Monday, November 5, 2007

Young Love

Love is the blessing and the curse of this world. Without it, we could not call ourselves human, but with it, we are doomed to live with the concequences it brings. It's the most precious thing we have to give, but does that mean we should keep it for only a precious few? Loving all human beings is an answer for some, but is the risk of having it abused too high? The word itself gets abused. Those who feel the power that the emotion represents will only tell certain people "I love you". Others will pull it out of nowhere, sometimes to people they've hardly met. Often they don't mean it, it only serves as a way to describe a feeling towards them at that particular moment. Someone might tell another that they love them, when they are actually only feeling gratitude, joy, and sometimes only sorrow. Love could very well be that simple at times, but it is only a temporary lure.

When we are little, we are taught to love our parents and grandparents. But are we really taught? Do we need telling to love our parents? Maybe we do when we get a little older and into the rebellion stages of life, but usually not when we are little. Our parents are the ones always there, calming us when we are scared or angry, feeding us, playing with us, teaching us to wash our hands, brush our teeth, and not to cross the street without them. All the while, they are telling us that they love us. Even when we are small and our brains "aren't fully developed", we can still have a perspective on what love is. Love is what made our parents do all those things for us, it's what made them read us bed time stories and kiss us goodnight. Love is what made our tiny insignificant lives special. So is it safe to say that we know love better when we are young than when we get older? Children do have minds like a sponge, they can take up almost any concept faster than we can at an older age. True, there are more aspects about love that we cannot learn as children, but what we do learn seems pretty sufficient to me. When we in turn tell our parents that we love them, it's the truth. It's odd then, that we are told as children that we are too young to love, that we don't know what love is. We should encourage it. We don't want our children to be hurt by love, but love surrounds them from the start. Childhood love is one of the greatest parts of our youth, sometimes of our whole lives. I'm sure there are cases where two people who grew up together found it quite easy to spend the rest of their lives together. I was struck by love when I was little, and there is no denying it helped me learn what love was. Sometimes I would see a girl for the first time and immediately think I was in love, only to be dissapointed when we couldn't get along. I got it right once, maybe twice, but they ended up moving away, and so I moved on.

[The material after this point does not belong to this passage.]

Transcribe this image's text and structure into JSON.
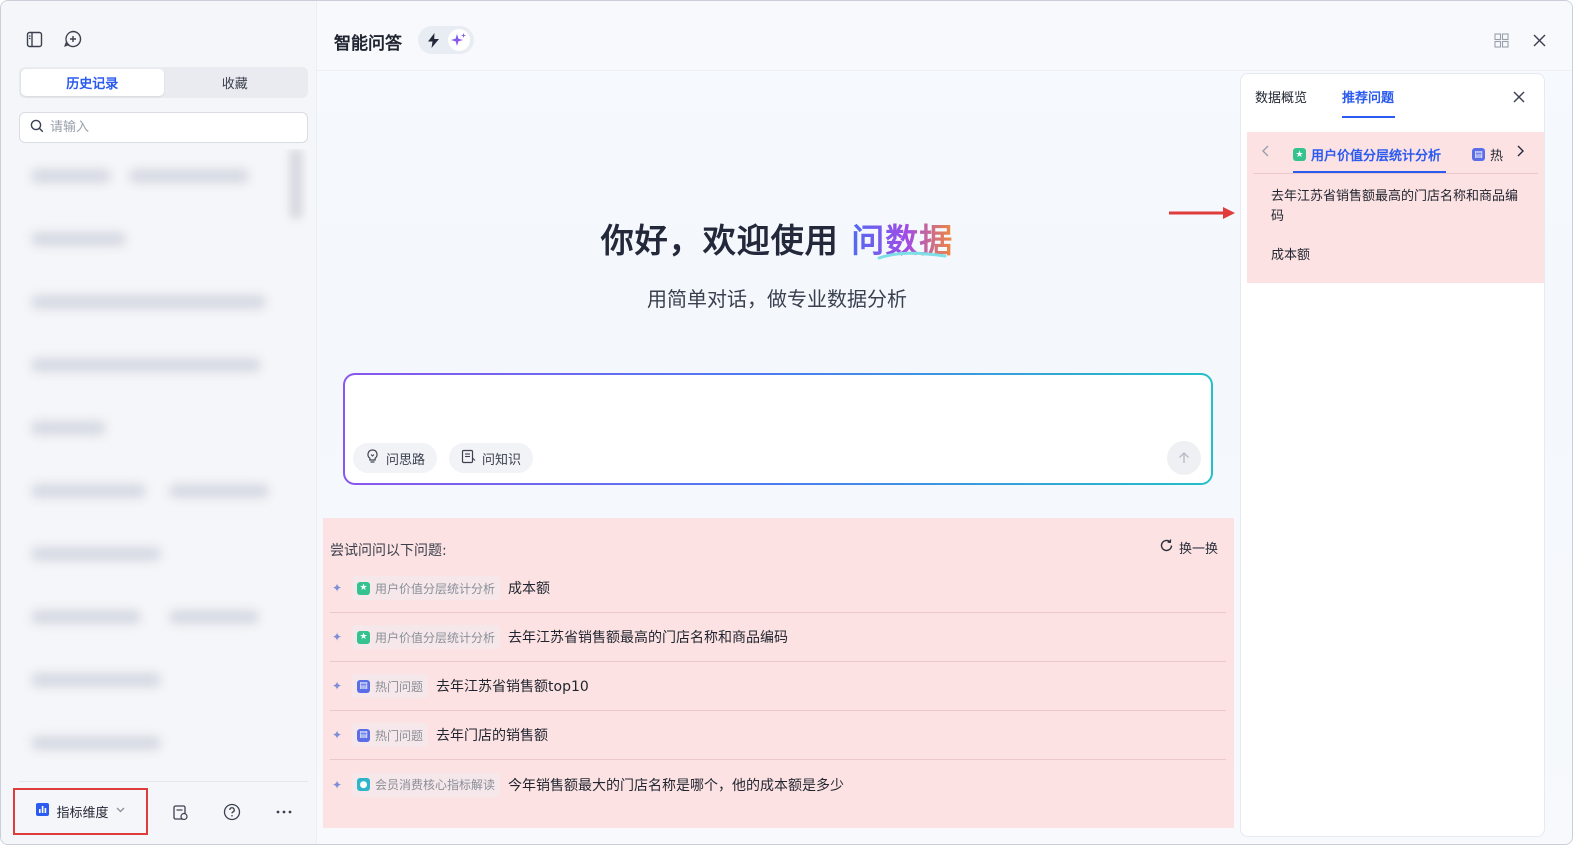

Childhood love comes in two parts, as does the love we experience in every other stage of life. The first is the parental love: the love we have for our parents and grandparents which lasts forever; and the introduction to love outside our immediate family: the pretty girls who beat us at basketball, the ones we throw rocks at, and maybe eventually pick "flowers" that are actually weeds for them. Sometimes it can last, but usually it's a small preview of what to expect later on. It serves as a guide that tells us to be cautious when we give others our hearts, but also not to fight love when it slaps us in the face.

There are many more phases of love which I think I could do better justice for in another post, be the question I have of childhood love is: Is what I just described as the reason behind young love really true? Why did God give us this wild emotion, at least at such a young age? We ask God why we suffer when love hurts us, and it's no different when we are little. Parents and other adults try to steer us away from it so we can't get hurt, but we feel it all the same, so we get hurt just as easily. Love can't be pushed away, because it's a trait that God gave us when he made us human. If children weren't meant to experience love, then we would think that God would have blocked that part of our learning process. He didn't, therefore loving beyond our parental love must have a reason. I can't answer it for certain, but I've given my ideas. It's a fun thing to ponder.

1 comment:

Paul Devitto said...

Why God imparted to us the ability to love is an interesting questions. But one which I think is even more mind-boggling is why does God (in Christianity anyway) tell us to love even those who harm us just as we love ourselves, just as we love those close to us. The idea I'm taking here is the notion of 'love your neighbor as you love yourself'. Everyone, even your closest relative, is a neighbor. But it seems that some neighbors, with what concerns love, have a different aspect that seem more deserving of one's love. And yet, there is this equalizing effect in Christianity (ideally speaking anyway) which seems to level the playing field. You could argue that neighbor means this or that; but you could also argue what I take it to mean. If one does, certain difficulties arise. Kierkegaard says that love of the neighbor subsumes even love of one's own wife. For him, love of the neighbor is a higher love because it transcends individuality. What this means I have no idea. I mean, I know what the words mean; but I don't know what it means, personally, to put a neighbor above my wife, say for example, in a crisis situation. Call me a bad Christian, but wife first.